English[edit]

Pronunciation[edit]

Etymology 1[edit]

From Middle English, from Old English hræþ, hræd(quick, nimble, ready, active, alert, prompt), from Proto-Germanic *hraþaz, *hradaz(quick, rapid), from Proto-Indo-European *kret-(quick; to move quickly). Cognate with Dutch rad(quick, swift), German gerade(straight, direct), Norwegian rad(quick, direct), Gothic 𐍂𐌰𐌸𐍃(raþs, easy).

Adjective[edit]

rathe ‎(comparative more rathe, superlative most rathe)

  1. (poetic) ripening or blooming early.
    • Milton
      Bring the rathe primrose that forsaken dies.

Etymology 2[edit]

From Middle English, from Old English hraþe(quickly), from Proto-Germanic *hraþô(quickly, rapidly), from *hraþaz(quick, rapid). See above.

Adverb[edit]

rathe ‎(comparative more rathe, superlative most rathe)

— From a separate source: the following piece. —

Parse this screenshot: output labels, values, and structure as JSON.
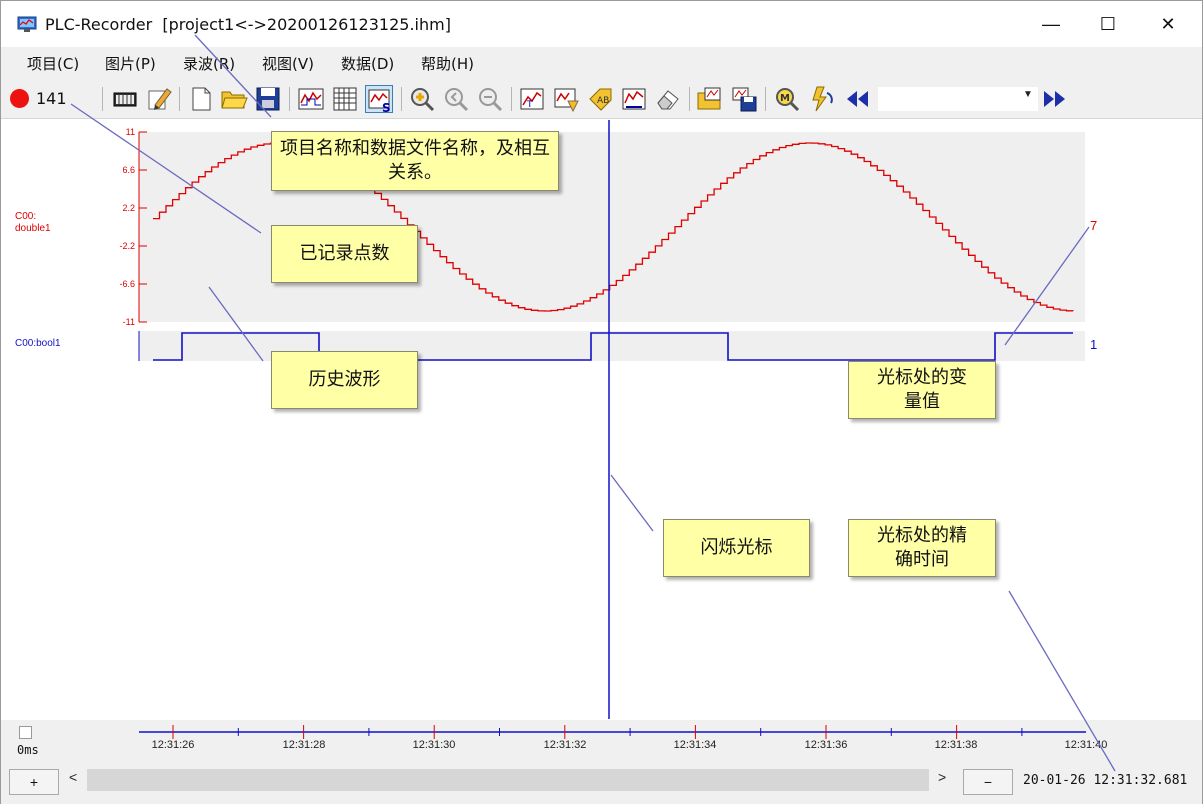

  1. (obsolete) Quickly.
  2. (poetic) Early in the morning.
Derived terms[edit]

Anagrams[edit]